IMF Netherlands Mission Chief Thomas Dorsey said at a news conference after a visit that external risks to the trade-dependent Dutch economy were balanced by strong domestic demand that may not be fully accounted for by most models.
The most recent projections by the CPB, the forecasting office of the Dutch government, include GDP growth of 1.7 percent 2016 and 2017.
Amid a largely favourable review, Dorsey said that high household debt -- largely resulting from generous rules on deducting mortgage interest -- present one risk to the Dutch economy.
The effect is doubled because of the three big Dutch banks, ING, ABN Amro and Rabobank, all have large exposure to mortgage debt.
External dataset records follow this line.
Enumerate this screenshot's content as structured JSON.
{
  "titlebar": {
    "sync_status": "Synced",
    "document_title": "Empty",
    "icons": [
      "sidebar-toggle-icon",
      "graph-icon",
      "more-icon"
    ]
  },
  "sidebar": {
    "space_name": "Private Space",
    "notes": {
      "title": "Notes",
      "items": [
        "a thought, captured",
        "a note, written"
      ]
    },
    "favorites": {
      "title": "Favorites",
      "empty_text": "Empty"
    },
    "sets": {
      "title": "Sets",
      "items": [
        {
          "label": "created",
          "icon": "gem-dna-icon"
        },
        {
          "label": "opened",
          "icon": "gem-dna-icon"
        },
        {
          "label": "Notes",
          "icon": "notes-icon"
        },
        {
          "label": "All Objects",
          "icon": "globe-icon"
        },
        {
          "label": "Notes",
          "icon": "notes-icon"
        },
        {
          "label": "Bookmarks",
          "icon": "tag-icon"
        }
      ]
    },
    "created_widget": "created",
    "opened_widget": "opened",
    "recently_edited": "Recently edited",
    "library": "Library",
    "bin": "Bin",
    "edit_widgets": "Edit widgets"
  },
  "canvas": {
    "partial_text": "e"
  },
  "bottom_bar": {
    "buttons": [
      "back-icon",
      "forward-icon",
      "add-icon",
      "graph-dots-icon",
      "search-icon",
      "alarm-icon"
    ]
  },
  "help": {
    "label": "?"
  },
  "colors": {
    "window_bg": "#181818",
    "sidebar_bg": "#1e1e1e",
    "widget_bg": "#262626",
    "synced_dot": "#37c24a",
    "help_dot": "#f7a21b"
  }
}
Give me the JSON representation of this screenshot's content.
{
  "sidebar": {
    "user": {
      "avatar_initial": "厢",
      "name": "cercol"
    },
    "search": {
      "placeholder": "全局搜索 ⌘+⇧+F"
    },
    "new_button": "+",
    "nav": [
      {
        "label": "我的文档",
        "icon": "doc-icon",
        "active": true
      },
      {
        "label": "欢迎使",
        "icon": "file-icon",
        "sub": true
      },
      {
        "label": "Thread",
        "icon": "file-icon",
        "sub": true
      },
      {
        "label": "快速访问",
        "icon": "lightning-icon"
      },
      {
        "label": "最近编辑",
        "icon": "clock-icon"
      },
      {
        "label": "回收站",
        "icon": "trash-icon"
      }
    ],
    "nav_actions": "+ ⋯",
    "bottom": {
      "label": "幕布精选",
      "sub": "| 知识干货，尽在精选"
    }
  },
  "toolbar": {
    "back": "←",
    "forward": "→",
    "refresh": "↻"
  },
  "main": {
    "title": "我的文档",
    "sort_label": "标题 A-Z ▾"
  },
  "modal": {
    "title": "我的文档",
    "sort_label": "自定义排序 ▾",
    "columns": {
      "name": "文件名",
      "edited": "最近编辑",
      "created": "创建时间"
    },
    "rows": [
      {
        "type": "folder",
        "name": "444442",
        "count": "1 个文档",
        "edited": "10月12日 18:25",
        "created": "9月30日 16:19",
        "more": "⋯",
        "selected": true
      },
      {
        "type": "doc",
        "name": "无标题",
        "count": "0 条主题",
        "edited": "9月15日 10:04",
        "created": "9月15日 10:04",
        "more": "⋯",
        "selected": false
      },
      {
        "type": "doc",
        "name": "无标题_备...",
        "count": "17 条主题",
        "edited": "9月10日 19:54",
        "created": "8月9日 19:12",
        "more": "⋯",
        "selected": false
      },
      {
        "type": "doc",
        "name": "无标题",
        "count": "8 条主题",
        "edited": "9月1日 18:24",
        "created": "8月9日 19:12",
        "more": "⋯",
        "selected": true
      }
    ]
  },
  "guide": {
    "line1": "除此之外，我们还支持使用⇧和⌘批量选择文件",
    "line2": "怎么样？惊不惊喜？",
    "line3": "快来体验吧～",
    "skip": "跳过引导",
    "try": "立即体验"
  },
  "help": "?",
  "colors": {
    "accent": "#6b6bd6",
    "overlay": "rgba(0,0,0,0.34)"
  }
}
In the event the Basel committee settles on higher risk weightings for mortgages, equity at the banks could be hit.
However, the review also noted that unemployment is falling, credit is growing, personal savings levels are high, and companies and banks have also been strengthening their cash buffers.
Dorsey said the Dutch government has room to either increase spending on infrastructure or to cut taxes, while remaining comfortably within European budgetary rules.
He said the government's deficit is set to fall to 0.7 percent of GDP in 2017, and debt-to-GDP will be around 61 percent by the end of the year. (Reporting by Toby Sterling, editing by Larry King)